On December 16, General Jacob flew from Calcutta. Touching down on Dhaka, he went directly to the Headquarters of Pakistani Eastern Command and showed Niazi the written instrument of surrender which he had drafted all by himself and waited for the final approval that eventually did not come.
All the generals including Rao Farman Ali protested. They said it was a ceasefire arrangement they could sit for, not a surrender, let alone in a public ceremony and to the Joint Forces.
In his memoir "Surrender at Dacca" Gen Jacob has an elaborate description of the tough negotiation:"I was a little annoyed and pulled Niazi aside. 'I have been talking to you for three days,' I told him. 'I have offered you terms that you will be treated with respect and under Geneva Convention. We will protect all ethnic minorities and everyone. If you surrender, we can protect you. If you do not surrender, I wash my hands off anything that happens.'"
Then Gen Jacob conveyed the 30 minutes ultimatum to decide on a surrender or face the consequences and he then left the room.

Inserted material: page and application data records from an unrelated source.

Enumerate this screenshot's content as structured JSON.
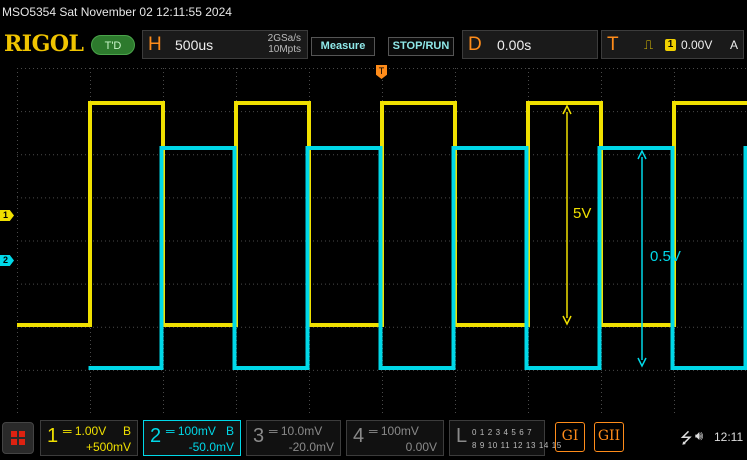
{
  "status": {
    "device_info": "MSO5354  Sat November 02 12:11:55 2024"
  },
  "toolbar": {
    "logo": "RIGOL",
    "run_state": "T'D",
    "horizontal": {
      "key": "H",
      "timebase": "500us",
      "sample_rate": "2GSa/s",
      "memory_depth": "10Mpts"
    },
    "measure_label": "Measure",
    "stoprun_label": "STOP/RUN",
    "delay": {
      "key": "D",
      "value": "0.00s"
    },
    "trigger": {
      "key": "T",
      "edge_icon": "rising-edge-icon",
      "source": "1",
      "level": "0.00V",
      "mode": "A"
    }
  },
  "markers": {
    "ch1": "1",
    "ch2": "2",
    "trigger_position": "T"
  },
  "waveforms": {
    "ch1_color": "#f0e000",
    "ch2_color": "#00d8e8",
    "grid_color": "#4a4a4a",
    "ch1": {
      "high_v": 5.0,
      "low_v": 0.0,
      "period_us": 1000,
      "duty": 0.5
    },
    "ch2": {
      "high_v": 0.5,
      "low_v": 0.0,
      "period_us": 1000,
      "duty": 0.5
    }
  },
  "annotations": {
    "ch1_amplitude": "5V",
    "ch2_amplitude": "0.5V"
  },
  "channels": [
    {
      "num": "1",
      "scale": "1.00V",
      "coupling": "B",
      "offset": "+500mV"
    },
    {
      "num": "2",
      "scale": "100mV",
      "coupling": "B",
      "offset": "-50.0mV"
    },
    {
      "num": "3",
      "scale": "10.0mV",
      "offset": "-20.0mV"
    },
    {
      "num": "4",
      "scale": "100mV",
      "offset": "0.00V"
    }
  ],
  "logic": {
    "label": "L",
    "row1": "0 1 2 3  4 5 6 7",
    "row2": "8 9 10 11 12 13 14 15"
  },
  "generators": {
    "gen1": "GI",
    "gen2": "GII"
  },
  "system": {
    "clock": "12:11"
  }
}
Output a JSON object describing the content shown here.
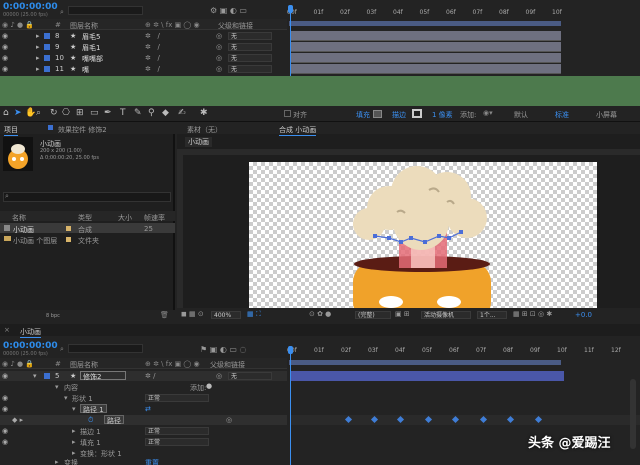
{
  "top_timeline": {
    "timecode": "0:00:00:00",
    "sub_timecode": "00000 (25.00 fps)",
    "col_layer_name": "图层名称",
    "col_parent": "父级和链接",
    "layers": [
      {
        "num": "8",
        "name": "眉毛5",
        "parent": "无"
      },
      {
        "num": "9",
        "name": "眉毛1",
        "parent": "无"
      },
      {
        "num": "10",
        "name": "嘴嘴部",
        "parent": "无"
      },
      {
        "num": "11",
        "name": "嘴",
        "parent": "无"
      }
    ],
    "ruler": [
      "00f",
      "01f",
      "02f",
      "03f",
      "04f",
      "05f",
      "06f",
      "07f",
      "08f",
      "09f",
      "10f"
    ]
  },
  "toolbar": {
    "align_label": "对齐",
    "fill_label": "填充",
    "stroke_label": "描边",
    "stroke_px": "1 像素",
    "add_label": "添加:",
    "workspace_default": "默认",
    "workspace_standard": "标准",
    "workspace_small": "小屏幕"
  },
  "project_panel": {
    "tab_project": "项目",
    "tab_effects": "效果控件 修饰2",
    "comp_name": "小动画",
    "comp_size": "200 x 200 (1.00)",
    "comp_duration": "Δ 0;00:00:20, 25.00 fps",
    "col_name": "名称",
    "col_type": "类型",
    "col_size": "大小",
    "col_fps": "帧速率",
    "items": [
      {
        "name": "小动画",
        "type": "合成",
        "fps": "25"
      },
      {
        "name": "小动画 个图层",
        "type": "文件夹",
        "fps": ""
      }
    ],
    "bpc": "8 bpc"
  },
  "comp_panel": {
    "tab_footage": "素材（无）",
    "tab_comp": "合成 小动画",
    "comp_label": "小动画",
    "zoom": "400%",
    "quality": "(完整)",
    "camera": "活动摄像机",
    "view": "1个...",
    "exposure": "+0.0"
  },
  "bottom_timeline": {
    "tab": "小动画",
    "timecode": "0:00:00:00",
    "sub_timecode": "00000 (25.00 fps)",
    "col_layer_name": "图层名称",
    "col_parent": "父级和链接",
    "layer": {
      "num": "5",
      "name": "修饰2",
      "parent": "无"
    },
    "contents_label": "内容",
    "add_label": "添加:",
    "shape1": "形状 1",
    "shape1_mode": "正常",
    "path1": "路径 1",
    "path_prop": "路径",
    "stroke1": "描边 1",
    "stroke_mode": "正常",
    "fill1": "填充 1",
    "fill_mode": "正常",
    "transform_shape": "变换：形状 1",
    "transform": "变换",
    "reset": "重置",
    "ruler": [
      "00f",
      "01f",
      "02f",
      "03f",
      "04f",
      "05f",
      "06f",
      "07f",
      "08f",
      "09f",
      "10f",
      "11f",
      "12f"
    ]
  },
  "watermark": {
    "text": "头条 @爱踢汪"
  }
}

Gen Jacob wrote:"Once outside, doubts assailed me. 'What have I done?' I thought. 'I have nothing in my hand. He has 26,400 troops in Dhaka and we only have 3,000, and that too thirty miles away.'"
For quite some time, Gen Jacob paced the veranda of the military headquarters in a city behind enemy lines. He was alone and unarmed.
He wrote:"The other officers present with him had in no uncertain terms voiced their extreme displeasure at my demand, but I remained unfazed. Logic was my sword, faith the shield. The fate of millions hinged on the reply of the enemy commander to my no-nonsense threat. Only I knew I had been bluffing. For me, this was a defining moment of my life. I used all my control to appear calm as I paced back and forth. I was completely alone. I wondered what would happen if he said no."
Thirty minutes later, as Gen Jacob re-entered the room, he wanted to know the decision. Gen Niazi was silent. Gen Jacob picked the surrender document lying on the table and said, "I take it as accepted."
He said in a resolute voice, "General, you will surrender on the Race Course in front of the people of Dacca."
It was sometime past 1:00pm and there was little time left for the arrangement of a surrender ceremony. There were still sporadic fights going on in different parts of the city. Gunfire shots could be heard.
At around 4:30pm, General Jagjit Singh Aurora, the Commander in Chief of the Eastern Command, arrived at the Dhaka airport. Jacob and Niazi went there to receive him. Among the entourage was AK Khandoker, the Deputy Chief of Staff of Mukti Bahini. The Chief of Staff was not there as he was busy in Sylhet in a military operation.
AK Khandoker in a memoir wrote: "People thronged around Ramna. We waded through the crowd towards the podium. The surrender ceremony was simple and brief. There was only one table and two chairs on the podium. General Niazi and General Aurora occupied the chairs. The ceremony was a bit chaotic. The guests could hardly stand due to the pressure of huge crowd…
"The instrument of surrender was brought in. Gen Niazi first signed the document and then Gen Aurora followed. Aurora extended his pen towards Niazi to sign. The pen was not working initially. Aurora flicked it several times to get the ink running and handed it back. Later on, we came to know that Aurora had bought the pen from Calcutta with the surrender ceremony in mind.
"Once the signing was over, the two commanders rose from their chairs. Then according to the tradition of surrender, General Niazi with a trembling hand and a melancholic face handed his revolver to Aurora."
And thus ended the last chapter of the nine-month-long war that saw untold bloodbath and emergence of a new nation – Bangladesh.